The potential usage of the exchange spring media for magnetic recording
requires the evaluation of both coercive field reduction and thermal
energy barrier. The parameters of the system have to be chosen with the
goal of maximizing both quantities. However, the number of such
parameters, including the intrinsic material ones, does not allow the
systematic search to obtain the best choice. Other parameters, as for
example the grain size, are limited by the current growing techniques.
In this section we will consider a generic soft/hard grain and study
the effect of several combinations of saturation magnetization in the
overall exchange spring performance. We considered the grain sizes with the
soft and hard
material. The anisotropy constants are and . The exchange
interactions were taken from the models I and II for the FePt described
in Section 3.3. For the
saturation magnetization in the hard material we used the value of
FePt, , and alternatively, a low value
, representing an hypothetical magnetic
recording media. Accordingly, in the soft material we varied the
saturation magnetization, starting from that of FeRh, , and
decreasing it up to a low value .
Soft/Hard material: one grain simulation
Coercivity of a soft/hard grain in model I as a function of the
for different values of
corresponding to: (a) and (b)
Hysteresis loops in a soft/hard grain simulated with the model I for and .
First, we will use the model I for the exchange interactions. Fig. 3.30 presents the coercivity field
a function of interfacial exchange parameter . First of all, we note that changing the
saturation magnetization value in the soft magnetic
material, we change its domain wall width since it is determined
by the magnetostatic interaction. Consequently, the coercivity
mechanism undergoes a transition between two types of behavior. In
the first case (high ) the exchange spring is formed. In the
second case (low ), the magnetization reversal is homogeneous
in each grain and can be represented by two-macrospins. The same type
of transition was observed in Section 3.4
changing the thickness of the soft layer (see Fig. 3.13).
In the low case we can distinguish also two
types of behaviors. For low interfacial exchange the soft magnetic
rotates and exerts an additional torque to the hard magnetic
moment. For larger values of
the soft material
will eventually be so coupled to the hard material that will be
unable to rotate independently and the behavior will be collective. The
corresponding demagnetization curves are shown in Fig. 3.31.
This crossover of behaviors in the two-macrospins mechanism results in
a minimum and, posteriorly, larger coercivity with
increasing interfacial exchange as in Ref. [Richter 06]. This minimum has
experimentally in an exchange spring medium based on FeSiO(Soft) and
CoPd(Hard) in Refs. [Wang 05a,Wang 05b]. In these experiments
variation of interfacial exchange is achieved through the
interposition of a non magnetic material of different thicknesses,
resulting in reduction of interfacial exchange with increasing
From Fig. 3.30 it is clearly seen that
the exchange spring formation is much more efficient in the coercive
reduction than the two macro-spins mechanism.
In the exchange spring the coercivity reduction is saturated for the
value of the interfacial exchange higher than . This situation
is favorable for an experiment since the field reduction is achieved
for low exchange value and no tuning of the coupling parameter is
necessary.

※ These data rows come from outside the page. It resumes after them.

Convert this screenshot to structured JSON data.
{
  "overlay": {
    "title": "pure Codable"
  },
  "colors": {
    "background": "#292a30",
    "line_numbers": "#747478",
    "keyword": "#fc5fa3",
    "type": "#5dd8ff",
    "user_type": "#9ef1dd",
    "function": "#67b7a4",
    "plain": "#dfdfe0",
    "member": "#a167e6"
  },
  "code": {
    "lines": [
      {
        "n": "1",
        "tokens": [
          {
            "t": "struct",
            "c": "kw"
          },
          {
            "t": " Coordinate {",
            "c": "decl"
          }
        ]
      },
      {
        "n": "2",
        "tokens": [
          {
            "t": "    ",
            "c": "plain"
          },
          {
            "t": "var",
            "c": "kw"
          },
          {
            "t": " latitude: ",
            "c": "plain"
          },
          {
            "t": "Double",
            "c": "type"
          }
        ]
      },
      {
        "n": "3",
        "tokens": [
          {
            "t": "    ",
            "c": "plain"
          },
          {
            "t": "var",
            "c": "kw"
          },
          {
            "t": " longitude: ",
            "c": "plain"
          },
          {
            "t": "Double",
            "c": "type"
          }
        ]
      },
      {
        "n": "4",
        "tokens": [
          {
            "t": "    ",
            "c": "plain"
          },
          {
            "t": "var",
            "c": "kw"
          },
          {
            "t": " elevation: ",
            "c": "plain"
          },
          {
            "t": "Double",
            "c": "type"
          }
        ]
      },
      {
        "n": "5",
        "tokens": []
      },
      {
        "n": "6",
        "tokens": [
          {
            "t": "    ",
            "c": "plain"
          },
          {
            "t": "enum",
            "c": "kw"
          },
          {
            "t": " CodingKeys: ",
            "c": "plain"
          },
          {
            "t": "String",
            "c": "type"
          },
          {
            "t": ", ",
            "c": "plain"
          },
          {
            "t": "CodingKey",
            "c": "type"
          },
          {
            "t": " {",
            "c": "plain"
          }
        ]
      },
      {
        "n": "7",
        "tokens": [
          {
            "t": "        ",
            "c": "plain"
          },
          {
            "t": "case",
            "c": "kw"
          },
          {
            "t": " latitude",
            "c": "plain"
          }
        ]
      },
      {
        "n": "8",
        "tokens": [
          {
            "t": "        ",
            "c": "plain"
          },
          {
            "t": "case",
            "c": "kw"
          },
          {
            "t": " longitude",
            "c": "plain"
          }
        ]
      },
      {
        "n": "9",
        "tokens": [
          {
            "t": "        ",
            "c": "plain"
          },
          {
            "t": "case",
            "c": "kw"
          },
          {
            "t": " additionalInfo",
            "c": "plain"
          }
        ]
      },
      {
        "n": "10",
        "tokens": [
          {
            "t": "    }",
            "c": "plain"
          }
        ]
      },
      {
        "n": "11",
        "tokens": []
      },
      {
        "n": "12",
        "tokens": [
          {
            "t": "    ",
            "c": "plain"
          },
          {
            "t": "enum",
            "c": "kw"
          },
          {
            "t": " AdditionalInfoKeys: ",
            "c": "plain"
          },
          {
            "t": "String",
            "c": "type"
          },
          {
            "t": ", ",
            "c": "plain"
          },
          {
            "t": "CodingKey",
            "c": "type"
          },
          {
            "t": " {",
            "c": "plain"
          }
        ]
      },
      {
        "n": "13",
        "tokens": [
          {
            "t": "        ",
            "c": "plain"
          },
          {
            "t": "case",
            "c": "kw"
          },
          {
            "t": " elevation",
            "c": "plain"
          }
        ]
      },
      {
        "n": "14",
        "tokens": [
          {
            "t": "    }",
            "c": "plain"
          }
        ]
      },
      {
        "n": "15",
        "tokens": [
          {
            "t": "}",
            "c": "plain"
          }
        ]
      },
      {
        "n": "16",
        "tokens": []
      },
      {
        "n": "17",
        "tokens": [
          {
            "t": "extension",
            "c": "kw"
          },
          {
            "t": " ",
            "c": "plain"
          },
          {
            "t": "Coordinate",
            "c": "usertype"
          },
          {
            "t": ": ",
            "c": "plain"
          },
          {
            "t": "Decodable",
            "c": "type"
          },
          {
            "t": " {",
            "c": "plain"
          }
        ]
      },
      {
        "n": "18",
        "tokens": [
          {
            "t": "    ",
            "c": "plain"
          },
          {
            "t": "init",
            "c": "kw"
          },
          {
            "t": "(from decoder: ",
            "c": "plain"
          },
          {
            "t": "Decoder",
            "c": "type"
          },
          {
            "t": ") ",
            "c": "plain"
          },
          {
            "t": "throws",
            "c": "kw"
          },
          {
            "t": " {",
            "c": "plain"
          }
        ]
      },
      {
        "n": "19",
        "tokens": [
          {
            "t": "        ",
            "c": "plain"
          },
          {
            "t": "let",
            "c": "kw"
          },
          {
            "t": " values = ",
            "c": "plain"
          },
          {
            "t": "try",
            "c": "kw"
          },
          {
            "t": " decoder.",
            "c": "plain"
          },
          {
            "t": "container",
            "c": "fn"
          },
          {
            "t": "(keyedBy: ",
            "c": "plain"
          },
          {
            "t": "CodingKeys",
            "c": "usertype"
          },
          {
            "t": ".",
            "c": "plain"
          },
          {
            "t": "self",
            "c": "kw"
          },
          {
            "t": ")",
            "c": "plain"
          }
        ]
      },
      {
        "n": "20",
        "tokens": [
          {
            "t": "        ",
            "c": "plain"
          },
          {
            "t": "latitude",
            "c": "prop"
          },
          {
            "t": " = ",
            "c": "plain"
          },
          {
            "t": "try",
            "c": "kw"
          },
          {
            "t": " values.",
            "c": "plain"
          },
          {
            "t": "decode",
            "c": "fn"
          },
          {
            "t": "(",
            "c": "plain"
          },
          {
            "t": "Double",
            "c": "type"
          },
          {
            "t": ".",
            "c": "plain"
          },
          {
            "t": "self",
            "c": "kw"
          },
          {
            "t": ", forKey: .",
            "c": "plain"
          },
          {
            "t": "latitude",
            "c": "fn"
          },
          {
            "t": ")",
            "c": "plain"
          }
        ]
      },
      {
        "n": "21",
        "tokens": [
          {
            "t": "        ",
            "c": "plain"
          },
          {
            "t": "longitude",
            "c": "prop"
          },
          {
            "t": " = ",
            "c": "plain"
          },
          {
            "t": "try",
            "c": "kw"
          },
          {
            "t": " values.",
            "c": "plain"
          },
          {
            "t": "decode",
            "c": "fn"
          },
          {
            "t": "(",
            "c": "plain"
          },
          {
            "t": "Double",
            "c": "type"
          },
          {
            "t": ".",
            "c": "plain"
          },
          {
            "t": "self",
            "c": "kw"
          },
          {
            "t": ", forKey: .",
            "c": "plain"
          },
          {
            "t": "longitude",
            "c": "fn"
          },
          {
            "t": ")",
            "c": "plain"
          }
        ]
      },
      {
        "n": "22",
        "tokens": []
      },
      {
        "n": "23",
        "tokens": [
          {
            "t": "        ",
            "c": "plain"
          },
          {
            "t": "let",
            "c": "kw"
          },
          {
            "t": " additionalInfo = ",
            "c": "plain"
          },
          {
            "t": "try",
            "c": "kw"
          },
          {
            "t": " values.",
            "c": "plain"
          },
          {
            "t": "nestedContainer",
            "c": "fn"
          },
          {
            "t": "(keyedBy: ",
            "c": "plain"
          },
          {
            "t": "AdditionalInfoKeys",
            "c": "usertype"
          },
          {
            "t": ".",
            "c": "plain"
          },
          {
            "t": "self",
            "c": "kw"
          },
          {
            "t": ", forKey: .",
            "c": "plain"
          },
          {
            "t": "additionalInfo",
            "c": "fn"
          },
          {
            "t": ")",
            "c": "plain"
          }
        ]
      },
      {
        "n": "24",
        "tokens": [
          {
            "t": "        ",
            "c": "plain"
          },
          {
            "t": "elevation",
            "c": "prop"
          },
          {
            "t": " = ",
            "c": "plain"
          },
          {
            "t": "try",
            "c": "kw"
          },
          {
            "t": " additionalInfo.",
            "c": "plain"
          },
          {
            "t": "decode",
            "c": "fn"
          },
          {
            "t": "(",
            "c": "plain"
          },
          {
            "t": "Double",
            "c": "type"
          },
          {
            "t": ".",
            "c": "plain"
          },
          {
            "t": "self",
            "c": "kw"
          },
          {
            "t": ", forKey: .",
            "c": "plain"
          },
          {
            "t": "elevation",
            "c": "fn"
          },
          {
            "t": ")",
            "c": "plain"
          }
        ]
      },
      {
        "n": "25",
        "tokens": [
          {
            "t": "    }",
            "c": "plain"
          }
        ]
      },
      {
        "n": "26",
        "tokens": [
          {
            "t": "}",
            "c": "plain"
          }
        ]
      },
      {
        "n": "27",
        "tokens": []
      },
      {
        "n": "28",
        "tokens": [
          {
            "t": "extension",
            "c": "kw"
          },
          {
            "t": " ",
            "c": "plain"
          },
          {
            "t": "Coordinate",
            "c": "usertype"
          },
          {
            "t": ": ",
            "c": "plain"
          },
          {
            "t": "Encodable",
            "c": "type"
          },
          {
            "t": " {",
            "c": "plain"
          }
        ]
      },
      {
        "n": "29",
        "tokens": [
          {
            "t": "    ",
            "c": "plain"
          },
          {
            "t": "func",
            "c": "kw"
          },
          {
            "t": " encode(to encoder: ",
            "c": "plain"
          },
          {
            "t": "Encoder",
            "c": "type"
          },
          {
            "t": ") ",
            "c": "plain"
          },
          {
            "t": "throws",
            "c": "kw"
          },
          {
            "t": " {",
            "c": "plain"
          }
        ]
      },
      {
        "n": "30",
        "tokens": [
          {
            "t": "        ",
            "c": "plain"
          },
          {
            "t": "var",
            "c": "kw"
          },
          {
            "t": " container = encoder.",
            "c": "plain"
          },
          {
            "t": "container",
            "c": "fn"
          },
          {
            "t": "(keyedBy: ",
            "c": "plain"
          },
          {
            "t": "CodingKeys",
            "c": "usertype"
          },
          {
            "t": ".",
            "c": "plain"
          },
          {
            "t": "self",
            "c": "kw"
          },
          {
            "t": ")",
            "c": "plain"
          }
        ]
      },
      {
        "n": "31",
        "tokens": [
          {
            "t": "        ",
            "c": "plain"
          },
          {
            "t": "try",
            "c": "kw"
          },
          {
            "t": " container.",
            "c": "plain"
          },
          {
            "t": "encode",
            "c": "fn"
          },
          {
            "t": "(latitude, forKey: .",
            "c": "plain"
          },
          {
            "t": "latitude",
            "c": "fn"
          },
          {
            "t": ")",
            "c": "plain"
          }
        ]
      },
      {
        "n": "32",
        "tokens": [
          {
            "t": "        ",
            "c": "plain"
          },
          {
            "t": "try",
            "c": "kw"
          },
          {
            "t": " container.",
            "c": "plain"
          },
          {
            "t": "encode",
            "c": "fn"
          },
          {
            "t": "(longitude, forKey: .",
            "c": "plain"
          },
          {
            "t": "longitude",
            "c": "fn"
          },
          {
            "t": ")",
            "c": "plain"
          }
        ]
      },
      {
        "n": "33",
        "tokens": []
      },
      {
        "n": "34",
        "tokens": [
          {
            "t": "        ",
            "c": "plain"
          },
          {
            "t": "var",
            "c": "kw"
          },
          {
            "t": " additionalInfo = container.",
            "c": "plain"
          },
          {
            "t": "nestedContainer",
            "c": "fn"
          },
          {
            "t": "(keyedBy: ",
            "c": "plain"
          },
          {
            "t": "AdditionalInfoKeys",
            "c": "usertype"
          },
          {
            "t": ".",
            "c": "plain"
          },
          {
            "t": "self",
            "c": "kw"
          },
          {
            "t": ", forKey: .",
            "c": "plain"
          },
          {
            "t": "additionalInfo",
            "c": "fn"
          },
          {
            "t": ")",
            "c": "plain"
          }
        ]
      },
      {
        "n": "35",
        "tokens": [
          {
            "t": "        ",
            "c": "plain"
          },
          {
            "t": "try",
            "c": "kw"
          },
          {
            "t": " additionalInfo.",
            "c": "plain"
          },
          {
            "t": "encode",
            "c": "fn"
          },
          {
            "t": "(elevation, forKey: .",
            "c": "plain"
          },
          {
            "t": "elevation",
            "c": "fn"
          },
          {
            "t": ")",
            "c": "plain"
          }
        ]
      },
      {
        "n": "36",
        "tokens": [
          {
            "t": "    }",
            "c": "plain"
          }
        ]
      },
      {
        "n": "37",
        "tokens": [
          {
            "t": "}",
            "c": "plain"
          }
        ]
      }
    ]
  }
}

In the opposite situation, the coercive field reduction
is less, presents a narrow minimum for interfacial exchange values
below and the
coercivity reduction experiences slight increase
for higher values.
To have an optimum coercivity reduction,
the value of the exchange should be tuned to this value which is
hardly affordable. The qualitative behavior does not change, if in the
hard material we consider large or low magnetization, Fig. 3.30(a) and Fig. 3.30(b) respectively, although the
minimum in the coercivity
for small becomes less pronounced. Finally, Fig. 3.32 shows the calculation in model II.
The two mechanisms are also present, but the interfacial exchange
needed for saturation is
of the bulk exchange, which is more difficult to reach. Additionally,
the minimum, although present, is very shallow.
Coercivity of a soft/hard grain, normalized to the anisotropy field (
) of the hard
magnetic phase, in model II as a function of the interfacial exchange for different values
of and .